  7. I find that there is nothing in the first argument. While a 25-foot concrete wall may well intimidate those who are forced to pass through it as part of their daily business – a state of affairs which, Rev Wafer assures me, is in fact the case in relation to the West Bank’s Palestinian population – I fail to see how an inadequate reconstruction of it in a church can have any impact on London’s Jews, except on those Jews who choose to go there to “provide some balance” (on which see below), who can hardly then complain that they were intimidated by a situation into which they deliberately placed themselves. I am reminded of the well-known line, “Doctor, doctor, I have broken my arm in two places!” “Well, don’t go there any more”: see the judgment of Clavicle LJ in the medical negligence case R v St Damian’s Hospital ex parte Babar [1943] KOR 23, 56.

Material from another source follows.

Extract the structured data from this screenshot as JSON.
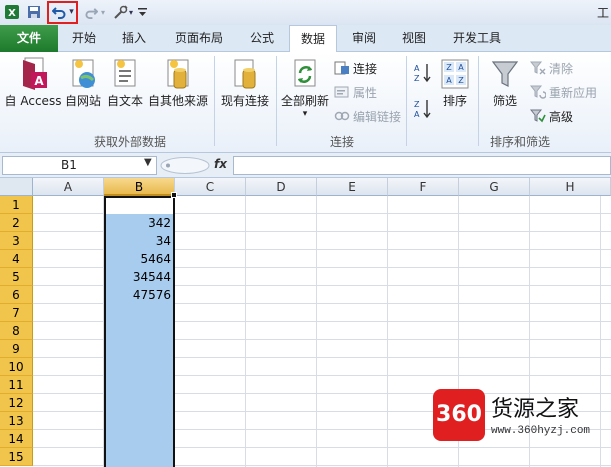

  8. Mr Charney’s second argument is more promising but, on closer examination, equally devoid of merit. One is reminded of the experience of opening an elaborately-wrapped birthday or anniversary present only to find a box containing nothing but an uncooked radish.

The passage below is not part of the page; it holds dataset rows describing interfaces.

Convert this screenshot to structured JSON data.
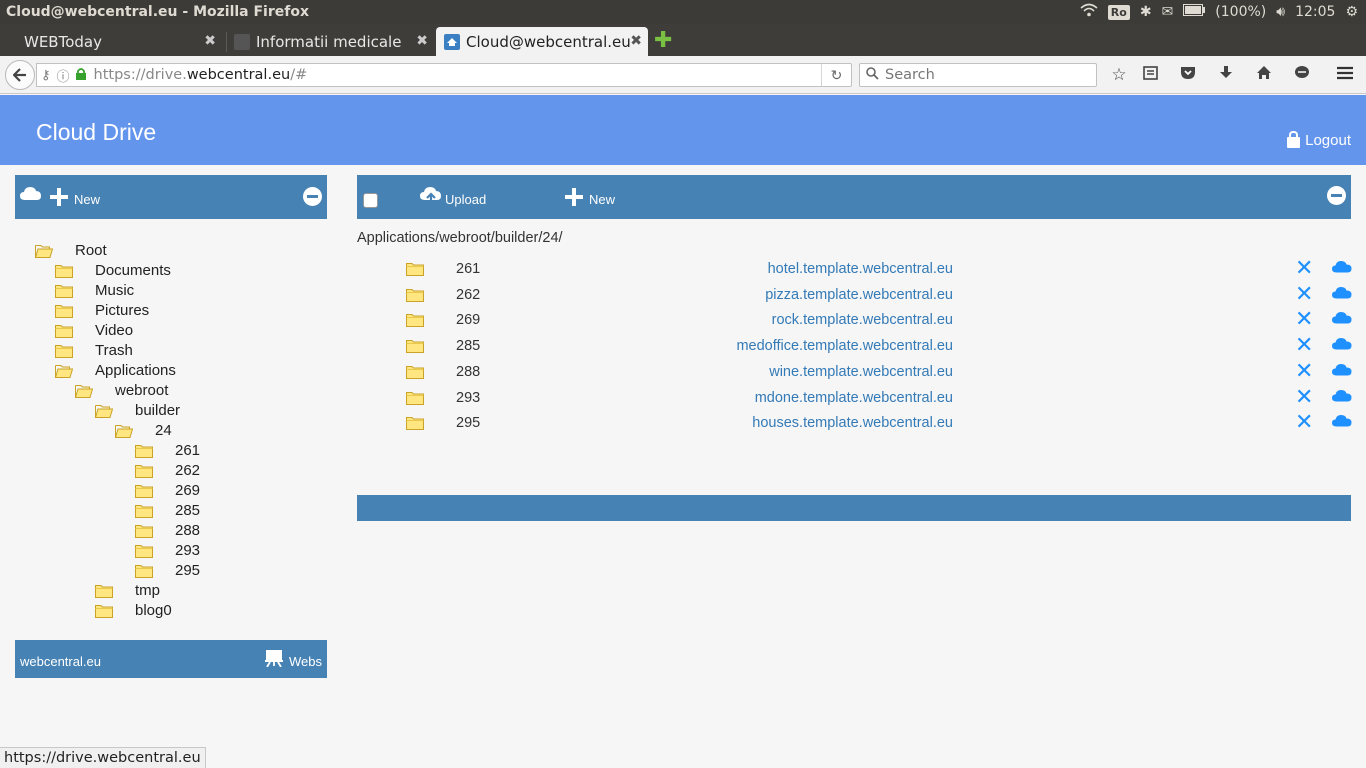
{
  "os": {
    "window_title": "Cloud@webcentral.eu - Mozilla Firefox",
    "keyboard": "Ro",
    "battery": "(100%)",
    "clock": "12:05"
  },
  "browser": {
    "tabs": [
      {
        "label": "WEBToday"
      },
      {
        "label": "Informatii medicale"
      },
      {
        "label": "Cloud@webcentral.eu"
      }
    ],
    "url_prefix": "https://drive.",
    "url_domain": "webcentral.eu",
    "url_suffix": "/#",
    "search_placeholder": "Search",
    "status_url": "https://drive.webcentral.eu"
  },
  "app": {
    "title": "Cloud Drive",
    "logout_label": "Logout"
  },
  "sidebar": {
    "new_label": "New",
    "tree": [
      {
        "label": "Root",
        "open": true
      },
      {
        "label": "Documents",
        "open": false
      },
      {
        "label": "Music",
        "open": false
      },
      {
        "label": "Pictures",
        "open": false
      },
      {
        "label": "Video",
        "open": false
      },
      {
        "label": "Trash",
        "open": false
      },
      {
        "label": "Applications",
        "open": true
      },
      {
        "label": "webroot",
        "open": true
      },
      {
        "label": "builder",
        "open": true
      },
      {
        "label": "24",
        "open": true
      },
      {
        "label": "261",
        "open": false
      },
      {
        "label": "262",
        "open": false
      },
      {
        "label": "269",
        "open": false
      },
      {
        "label": "285",
        "open": false
      },
      {
        "label": "288",
        "open": false
      },
      {
        "label": "293",
        "open": false
      },
      {
        "label": "295",
        "open": false
      },
      {
        "label": "tmp",
        "open": false
      },
      {
        "label": "blog0",
        "open": false
      }
    ],
    "footer_left": "webcentral.eu",
    "footer_right": "Webs"
  },
  "main": {
    "upload_label": "Upload",
    "new_label": "New",
    "breadcrumb": "Applications/webroot/builder/24/",
    "files": [
      {
        "name": "261",
        "link": "hotel.template.webcentral.eu"
      },
      {
        "name": "262",
        "link": "pizza.template.webcentral.eu"
      },
      {
        "name": "269",
        "link": "rock.template.webcentral.eu"
      },
      {
        "name": "285",
        "link": "medoffice.template.webcentral.eu"
      },
      {
        "name": "288",
        "link": "wine.template.webcentral.eu"
      },
      {
        "name": "293",
        "link": "mdone.template.webcentral.eu"
      },
      {
        "name": "295",
        "link": "houses.template.webcentral.eu"
      }
    ]
  },
  "colors": {
    "header": "#6495ed",
    "bar": "#4682b4",
    "link": "#337ab7",
    "delete": "#1e90ff"
  }
}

  9. He submits that the exhibition is unbalanced (in fact his actual pleading was that it was “one-sided”, but as I fail to see how a wall can be one-sided I am paraphrasing). It may well be unbalanced, but nothing is so sacred as the right of an Englishman to be unbalanced, especially in the matter of a wall. This has been the case ever since the days when one upright citizen (at least, they were upright to begin with) became so unbalanced that he literally fell off a wall, and all the officers of the state were obliged to provide him with rehabilitation and support: Dumpty v King (1795) 42 Ov LR 66. A person is allowed to be as unbalanced in their opinions as they desire, and, returning to the instant case, it is the nature of things that, no matter what opinion a Methodist priest holds, the Zionist Federation of Great Britain will disagree. The Zionist Federation can form their own display with a more accurate replica of the separation wall if they are so desirous of a strictly factual exhibition. The courts are not here to have their time wasted with mere disagreements of opinion. Especially not this close to lunchtime.

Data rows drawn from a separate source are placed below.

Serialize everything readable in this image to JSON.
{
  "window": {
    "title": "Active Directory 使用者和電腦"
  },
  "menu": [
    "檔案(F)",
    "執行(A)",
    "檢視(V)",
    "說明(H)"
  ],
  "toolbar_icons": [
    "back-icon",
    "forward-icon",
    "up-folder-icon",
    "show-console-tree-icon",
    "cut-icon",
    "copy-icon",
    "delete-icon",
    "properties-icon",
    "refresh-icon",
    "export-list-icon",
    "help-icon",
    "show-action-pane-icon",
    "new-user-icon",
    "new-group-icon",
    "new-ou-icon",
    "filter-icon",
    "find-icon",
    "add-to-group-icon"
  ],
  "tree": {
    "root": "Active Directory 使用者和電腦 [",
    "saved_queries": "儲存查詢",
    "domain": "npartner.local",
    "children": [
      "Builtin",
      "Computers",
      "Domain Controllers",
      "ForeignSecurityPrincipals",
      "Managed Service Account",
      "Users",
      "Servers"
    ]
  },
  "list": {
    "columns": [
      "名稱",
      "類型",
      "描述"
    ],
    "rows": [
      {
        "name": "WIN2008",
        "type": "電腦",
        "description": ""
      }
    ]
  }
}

  10. The claimant’s third argument, namely that he is under a lot of pressure from his members to have the exhibition closed down so could I please do him a favour just this once milord, is considerably stronger in my view. It is now gone 12 noon, and over three hours since I breakfasted. If I find for the defendant, I will have to deal with consequential orders, and orders for costs, and applications for permission to appeal.
  11. Whereas, if I find for Mr Charney and order the closure of the exhibition, he has nobly informed me that he will not seek costs, and that I will not need to spend time arranging for the court’s order to be executed as he has a band of volunteers from the Sussex and North West Friends of Israel groups ready and in place to dismantle the exhibition straight away, as a helpful act of public service.
  12. The balance of my convenience therefore strongly favours a finding for Mr Charney – or in jus simplex est as Blackstone would have put it – and therefore Rev Wafer of the Hinde Street Methodist Church must discontinue her wall forthwith.

Order given accordingly*

*as imagined by Gabriel Webber in a personal capacity